BEGIN
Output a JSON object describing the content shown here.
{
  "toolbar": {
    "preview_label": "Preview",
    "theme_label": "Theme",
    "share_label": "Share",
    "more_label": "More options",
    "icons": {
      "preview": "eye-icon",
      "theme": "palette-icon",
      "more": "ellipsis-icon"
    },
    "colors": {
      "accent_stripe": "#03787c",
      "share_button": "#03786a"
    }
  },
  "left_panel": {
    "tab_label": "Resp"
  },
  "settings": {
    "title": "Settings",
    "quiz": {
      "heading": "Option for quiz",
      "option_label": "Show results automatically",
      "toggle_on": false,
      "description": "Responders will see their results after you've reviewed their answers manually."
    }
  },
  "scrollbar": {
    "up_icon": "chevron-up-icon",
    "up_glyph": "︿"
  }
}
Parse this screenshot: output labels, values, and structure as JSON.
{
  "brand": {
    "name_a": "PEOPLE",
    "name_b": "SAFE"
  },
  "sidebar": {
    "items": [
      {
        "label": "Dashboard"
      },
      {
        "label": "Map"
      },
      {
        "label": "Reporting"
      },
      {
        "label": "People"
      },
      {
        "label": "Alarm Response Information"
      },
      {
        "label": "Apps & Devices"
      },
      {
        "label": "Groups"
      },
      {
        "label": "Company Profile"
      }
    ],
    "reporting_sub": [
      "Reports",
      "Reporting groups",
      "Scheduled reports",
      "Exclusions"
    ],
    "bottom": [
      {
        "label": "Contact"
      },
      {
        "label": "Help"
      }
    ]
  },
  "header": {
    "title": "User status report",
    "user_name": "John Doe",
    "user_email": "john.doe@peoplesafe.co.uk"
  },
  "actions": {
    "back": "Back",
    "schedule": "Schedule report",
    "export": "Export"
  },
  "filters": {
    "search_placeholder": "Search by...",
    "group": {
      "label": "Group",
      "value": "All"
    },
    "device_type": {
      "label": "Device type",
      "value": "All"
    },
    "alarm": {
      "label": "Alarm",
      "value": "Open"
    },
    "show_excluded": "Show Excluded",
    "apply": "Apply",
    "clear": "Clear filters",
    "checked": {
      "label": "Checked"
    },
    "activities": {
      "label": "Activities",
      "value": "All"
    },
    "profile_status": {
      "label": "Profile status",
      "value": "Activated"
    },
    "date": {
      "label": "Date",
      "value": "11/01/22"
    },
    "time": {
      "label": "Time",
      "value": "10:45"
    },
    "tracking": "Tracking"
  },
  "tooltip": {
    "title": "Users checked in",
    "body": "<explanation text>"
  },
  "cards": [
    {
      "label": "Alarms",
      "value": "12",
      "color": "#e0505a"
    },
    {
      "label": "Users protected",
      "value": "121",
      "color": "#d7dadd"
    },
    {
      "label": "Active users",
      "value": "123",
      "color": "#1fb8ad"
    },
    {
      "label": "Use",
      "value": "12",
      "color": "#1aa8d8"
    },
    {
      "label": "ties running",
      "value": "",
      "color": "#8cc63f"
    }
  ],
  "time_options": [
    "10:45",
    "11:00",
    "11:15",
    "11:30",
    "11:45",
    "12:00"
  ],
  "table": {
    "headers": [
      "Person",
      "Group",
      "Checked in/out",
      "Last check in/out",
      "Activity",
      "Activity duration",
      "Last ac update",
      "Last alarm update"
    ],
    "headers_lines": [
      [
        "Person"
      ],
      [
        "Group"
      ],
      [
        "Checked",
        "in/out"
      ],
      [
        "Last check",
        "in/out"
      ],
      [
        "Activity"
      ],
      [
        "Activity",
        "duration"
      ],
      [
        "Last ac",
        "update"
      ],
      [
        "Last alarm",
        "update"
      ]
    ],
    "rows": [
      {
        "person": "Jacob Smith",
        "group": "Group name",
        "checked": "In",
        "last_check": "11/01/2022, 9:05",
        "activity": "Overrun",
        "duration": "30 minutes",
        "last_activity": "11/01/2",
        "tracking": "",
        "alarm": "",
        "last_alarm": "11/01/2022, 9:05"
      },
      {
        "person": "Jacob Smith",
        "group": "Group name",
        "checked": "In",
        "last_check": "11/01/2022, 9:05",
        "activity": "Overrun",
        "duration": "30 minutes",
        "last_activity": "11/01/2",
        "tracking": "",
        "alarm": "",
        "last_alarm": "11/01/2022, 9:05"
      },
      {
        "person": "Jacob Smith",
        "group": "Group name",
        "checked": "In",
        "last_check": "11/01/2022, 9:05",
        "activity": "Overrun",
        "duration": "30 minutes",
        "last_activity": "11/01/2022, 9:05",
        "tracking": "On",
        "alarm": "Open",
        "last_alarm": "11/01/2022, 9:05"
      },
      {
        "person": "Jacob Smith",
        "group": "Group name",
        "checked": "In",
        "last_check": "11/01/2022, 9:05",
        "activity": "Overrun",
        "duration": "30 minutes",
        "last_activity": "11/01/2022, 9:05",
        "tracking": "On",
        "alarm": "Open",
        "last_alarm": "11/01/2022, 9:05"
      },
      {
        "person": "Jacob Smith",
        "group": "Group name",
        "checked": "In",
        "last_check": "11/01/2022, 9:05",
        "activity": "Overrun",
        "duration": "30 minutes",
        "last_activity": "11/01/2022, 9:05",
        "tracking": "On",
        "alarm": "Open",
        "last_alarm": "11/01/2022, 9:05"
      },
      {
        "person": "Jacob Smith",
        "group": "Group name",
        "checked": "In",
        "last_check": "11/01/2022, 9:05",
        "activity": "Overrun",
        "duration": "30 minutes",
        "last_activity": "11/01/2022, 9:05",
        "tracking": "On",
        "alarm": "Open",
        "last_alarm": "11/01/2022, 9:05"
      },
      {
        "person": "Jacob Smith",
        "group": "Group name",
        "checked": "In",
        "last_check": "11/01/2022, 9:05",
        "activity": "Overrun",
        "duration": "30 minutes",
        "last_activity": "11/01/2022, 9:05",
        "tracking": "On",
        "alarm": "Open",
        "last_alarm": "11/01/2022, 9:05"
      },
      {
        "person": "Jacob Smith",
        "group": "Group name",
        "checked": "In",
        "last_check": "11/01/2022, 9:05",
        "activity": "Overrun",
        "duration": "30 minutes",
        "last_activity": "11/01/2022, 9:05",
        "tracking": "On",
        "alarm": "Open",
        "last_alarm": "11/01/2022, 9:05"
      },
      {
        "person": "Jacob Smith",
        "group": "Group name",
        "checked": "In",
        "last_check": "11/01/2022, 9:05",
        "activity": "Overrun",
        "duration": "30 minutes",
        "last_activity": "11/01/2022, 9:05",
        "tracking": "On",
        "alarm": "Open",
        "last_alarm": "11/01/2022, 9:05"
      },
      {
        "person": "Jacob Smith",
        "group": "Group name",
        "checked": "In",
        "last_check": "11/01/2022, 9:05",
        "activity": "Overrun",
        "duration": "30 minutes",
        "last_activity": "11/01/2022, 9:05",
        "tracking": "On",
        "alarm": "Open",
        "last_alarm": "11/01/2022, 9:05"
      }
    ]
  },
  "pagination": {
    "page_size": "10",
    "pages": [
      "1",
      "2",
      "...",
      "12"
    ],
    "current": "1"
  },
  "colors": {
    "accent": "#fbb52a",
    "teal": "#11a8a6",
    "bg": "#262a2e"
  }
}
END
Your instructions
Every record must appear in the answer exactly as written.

Task solution
Output a JSON object describing the content shown here.
{
  "toolbar": {
    "preview_label": "Preview",
    "theme_label": "Theme",
    "share_label": "Share",
    "more_label": "More options",
    "icons": {
      "preview": "eye-icon",
      "theme": "palette-icon",
      "more": "ellipsis-icon"
    },
    "colors": {
      "accent_stripe": "#03787c",
      "share_button": "#03786a"
    }
  },
  "left_panel": {
    "tab_label": "Resp"
  },
  "settings": {
    "title": "Settings",
    "quiz": {
      "heading": "Option for quiz",
      "option_label": "Show results automatically",
      "toggle_on": false,
      "description": "Responders will see their results after you've reviewed their answers manually."
    }
  },
  "scrollbar": {
    "up_icon": "chevron-up-icon",
    "up_glyph": "︿"
  }
}
Parse this screenshot: output labels, values, and structure as JSON.
{
  "brand": {
    "name_a": "PEOPLE",
    "name_b": "SAFE"
  },
  "sidebar": {
    "items": [
      {
        "label": "Dashboard"
      },
      {
        "label": "Map"
      },
      {
        "label": "Reporting"
      },
      {
        "label": "People"
      },
      {
        "label": "Alarm Response Information"
      },
      {
        "label": "Apps & Devices"
      },
      {
        "label": "Groups"
      },
      {
        "label": "Company Profile"
      }
    ],
    "reporting_sub": [
      "Reports",
      "Reporting groups",
      "Scheduled reports",
      "Exclusions"
    ],
    "bottom": [
      {
        "label": "Contact"
      },
      {
        "label": "Help"
      }
    ]
  },
  "header": {
    "title": "User status report",
    "user_name": "John Doe",
    "user_email": "john.doe@peoplesafe.co.uk"
  },
  "actions": {
    "back": "Back",
    "schedule": "Schedule report",
    "export": "Export"
  },
  "filters": {
    "search_placeholder": "Search by...",
    "group": {
      "label": "Group",
      "value": "All"
    },
    "device_type": {
      "label": "Device type",
      "value": "All"
    },
    "alarm": {
      "label": "Alarm",
      "value": "Open"
    },
    "show_excluded": "Show Excluded",
    "apply": "Apply",
    "clear": "Clear filters",
    "checked": {
      "label": "Checked"
    },
    "activities": {
      "label": "Activities",
      "value": "All"
    },
    "profile_status": {
      "label": "Profile status",
      "value": "Activated"
    },
    "date": {
      "label": "Date",
      "value": "11/01/22"
    },
    "time": {
      "label": "Time",
      "value": "10:45"
    },
    "tracking": "Tracking"
  },
  "tooltip": {
    "title": "Users checked in",
    "body": "<explanation text>"
  },
  "cards": [
    {
      "label": "Alarms",
      "value": "12",
      "color": "#e0505a"
    },
    {
      "label": "Users protected",
      "value": "121",
      "color": "#d7dadd"
    },
    {
      "label": "Active users",
      "value": "123",
      "color": "#1fb8ad"
    },
    {
      "label": "Use",
      "value": "12",
      "color": "#1aa8d8"
    },
    {
      "label": "ties running",
      "value": "",
      "color": "#8cc63f"
    }
  ],
  "time_options": [
    "10:45",
    "11:00",
    "11:15",
    "11:30",
    "11:45",
    "12:00"
  ],
  "table": {
    "headers": [
      "Person",
      "Group",
      "Checked in/out",
      "Last check in/out",
      "Activity",
      "Activity duration",
      "Last ac update",
      "Last alarm update"
    ],
    "headers_lines": [
      [
        "Person"
      ],
      [
        "Group"
      ],
      [
        "Checked",
        "in/out"
      ],
      [
        "Last check",
        "in/out"
      ],
      [
        "Activity"
      ],
      [
        "Activity",
        "duration"
      ],
      [
        "Last ac",
        "update"
      ],
      [
        "Last alarm",
        "update"
      ]
    ],
    "rows": [
      {
        "person": "Jacob Smith",
        "group": "Group name",
        "checked": "In",
        "last_check": "11/01/2022, 9:05",
        "activity": "Overrun",
        "duration": "30 minutes",
        "last_activity": "11/01/2",
        "tracking": "",
        "alarm": "",
        "last_alarm": "11/01/2022, 9:05"
      },
      {
        "person": "Jacob Smith",
        "group": "Group name",
        "checked": "In",
        "last_check": "11/01/2022, 9:05",
        "activity": "Overrun",
        "duration": "30 minutes",
        "last_activity": "11/01/2",
        "tracking": "",
        "alarm": "",
        "last_alarm": "11/01/2022, 9:05"
      },
      {
        "person": "Jacob Smith",
        "group": "Group name",
        "checked": "In",
        "last_check": "11/01/2022, 9:05",
        "activity": "Overrun",
        "duration": "30 minutes",
        "last_activity": "11/01/2022, 9:05",
        "tracking": "On",
        "alarm": "Open",
        "last_alarm": "11/01/2022, 9:05"
      },
      {
        "person": "Jacob Smith",
        "group": "Group name",
        "checked": "In",
        "last_check": "11/01/2022, 9:05",
        "activity": "Overrun",
        "duration": "30 minutes",
        "last_activity": "11/01/2022, 9:05",
        "tracking": "On",
        "alarm": "Open",
        "last_alarm": "11/01/2022, 9:05"
      },
      {
        "person": "Jacob Smith",
        "group": "Group name",
        "checked": "In",
        "last_check": "11/01/2022, 9:05",
        "activity": "Overrun",
        "duration": "30 minutes",
        "last_activity": "11/01/2022, 9:05",
        "tracking": "On",
        "alarm": "Open",
        "last_alarm": "11/01/2022, 9:05"
      },
      {
        "person": "Jacob Smith",
        "group": "Group name",
        "checked": "In",
        "last_check": "11/01/2022, 9:05",
        "activity": "Overrun",
        "duration": "30 minutes",
        "last_activity": "11/01/2022, 9:05",
        "tracking": "On",
        "alarm": "Open",
        "last_alarm": "11/01/2022, 9:05"
      },
      {
        "person": "Jacob Smith",
        "group": "Group name",
        "checked": "In",
        "last_check": "11/01/2022, 9:05",
        "activity": "Overrun",
        "duration": "30 minutes",
        "last_activity": "11/01/2022, 9:05",
        "tracking": "On",
        "alarm": "Open",
        "last_alarm": "11/01/2022, 9:05"
      },
      {
        "person": "Jacob Smith",
        "group": "Group name",
        "checked": "In",
        "last_check": "11/01/2022, 9:05",
        "activity": "Overrun",
        "duration": "30 minutes",
        "last_activity": "11/01/2022, 9:05",
        "tracking": "On",
        "alarm": "Open",
        "last_alarm": "11/01/2022, 9:05"
      },
      {
        "person": "Jacob Smith",
        "group": "Group name",
        "checked": "In",
        "last_check": "11/01/2022, 9:05",
        "activity": "Overrun",
        "duration": "30 minutes",
        "last_activity": "11/01/2022, 9:05",
        "tracking": "On",
        "alarm": "Open",
        "last_alarm": "11/01/2022, 9:05"
      },
      {
        "person": "Jacob Smith",
        "group": "Group name",
        "checked": "In",
        "last_check": "11/01/2022, 9:05",
        "activity": "Overrun",
        "duration": "30 minutes",
        "last_activity": "11/01/2022, 9:05",
        "tracking": "On",
        "alarm": "Open",
        "last_alarm": "11/01/2022, 9:05"
      }
    ]
  },
  "pagination": {
    "page_size": "10",
    "pages": [
      "1",
      "2",
      "...",
      "12"
    ],
    "current": "1"
  },
  "colors": {
    "accent": "#fbb52a",
    "teal": "#11a8a6",
    "bg": "#262a2e"
  }
}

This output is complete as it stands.